### The problem
All the records that follow need to be reproduced exactly. Omit the images.

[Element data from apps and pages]
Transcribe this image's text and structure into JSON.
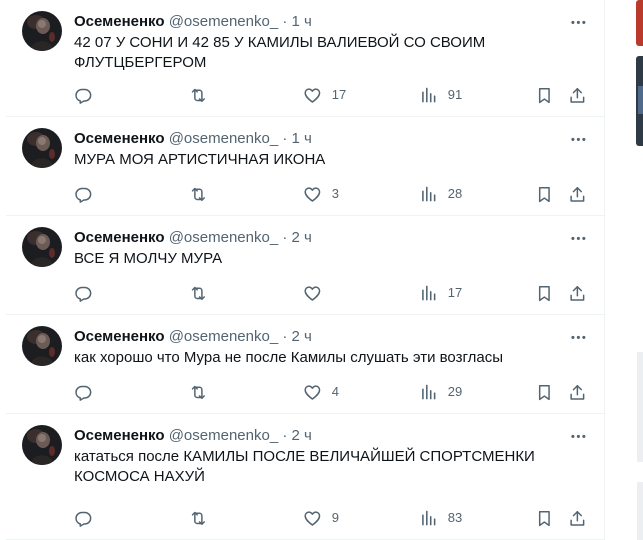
{
  "icons": {
    "reply": "reply-icon",
    "retweet": "retweet-icon",
    "like": "heart-icon",
    "views": "views-icon",
    "bookmark": "bookmark-icon",
    "share": "share-icon",
    "more": "more-icon"
  },
  "colors": {
    "text": "#0f1419",
    "secondary": "#536471",
    "divider": "#eff3f4"
  },
  "tweets": [
    {
      "name": "Осемененко",
      "handle": "@osemenenko_",
      "dot": "·",
      "time": "1 ч",
      "text": "42 07 У СОНИ И 42 85 У КАМИЛЫ ВАЛИЕВОЙ СО СВОИМ ФЛУТЦБЕРГЕРОМ",
      "replies": "",
      "retweets": "",
      "likes": "17",
      "views": "91"
    },
    {
      "name": "Осемененко",
      "handle": "@osemenenko_",
      "dot": "·",
      "time": "1 ч",
      "text": "МУРА МОЯ АРТИСТИЧНАЯ ИКОНА",
      "replies": "",
      "retweets": "",
      "likes": "3",
      "views": "28"
    },
    {
      "name": "Осемененко",
      "handle": "@osemenenko_",
      "dot": "·",
      "time": "2 ч",
      "text": "ВСЕ Я МОЛЧУ МУРА",
      "replies": "",
      "retweets": "",
      "likes": "",
      "views": "17"
    },
    {
      "name": "Осемененко",
      "handle": "@osemenenko_",
      "dot": "·",
      "time": "2 ч",
      "text": "как хорошо что Мура не после Камилы слушать эти возгласы",
      "replies": "",
      "retweets": "",
      "likes": "4",
      "views": "29"
    },
    {
      "name": "Осемененко",
      "handle": "@osemenenko_",
      "dot": "·",
      "time": "2 ч",
      "text": "кататься после КАМИЛЫ ПОСЛЕ ВЕЛИЧАЙШЕЙ СПОРТСМЕНКИ КОСМОСА НАХУЙ",
      "replies": "",
      "retweets": "",
      "likes": "9",
      "views": "83"
    }
  ]
}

### Answer box
Transcribe this image's text and structure into JSON.
{
  "icons": {
    "reply": "reply-icon",
    "retweet": "retweet-icon",
    "like": "heart-icon",
    "views": "views-icon",
    "bookmark": "bookmark-icon",
    "share": "share-icon",
    "more": "more-icon"
  },
  "colors": {
    "text": "#0f1419",
    "secondary": "#536471",
    "divider": "#eff3f4"
  },
  "tweets": [
    {
      "name": "Осемененко",
      "handle": "@osemenenko_",
      "dot": "·",
      "time": "1 ч",
      "text": "42 07 У СОНИ И 42 85 У КАМИЛЫ ВАЛИЕВОЙ СО СВОИМ ФЛУТЦБЕРГЕРОМ",
      "replies": "",
      "retweets": "",
      "likes": "17",
      "views": "91"
    },
    {
      "name": "Осемененко",
      "handle": "@osemenenko_",
      "dot": "·",
      "time": "1 ч",
      "text": "МУРА МОЯ АРТИСТИЧНАЯ ИКОНА",
      "replies": "",
      "retweets": "",
      "likes": "3",
      "views": "28"
    },
    {
      "name": "Осемененко",
      "handle": "@osemenenko_",
      "dot": "·",
      "time": "2 ч",
      "text": "ВСЕ Я МОЛЧУ МУРА",
      "replies": "",
      "retweets": "",
      "likes": "",
      "views": "17"
    },
    {
      "name": "Осемененко",
      "handle": "@osemenenko_",
      "dot": "·",
      "time": "2 ч",
      "text": "как хорошо что Мура не после Камилы слушать эти возгласы",
      "replies": "",
      "retweets": "",
      "likes": "4",
      "views": "29"
    },
    {
      "name": "Осемененко",
      "handle": "@osemenenko_",
      "dot": "·",
      "time": "2 ч",
      "text": "кататься после КАМИЛЫ ПОСЛЕ ВЕЛИЧАЙШЕЙ СПОРТСМЕНКИ КОСМОСА НАХУЙ",
      "replies": "",
      "retweets": "",
      "likes": "9",
      "views": "83"
    }
  ]
}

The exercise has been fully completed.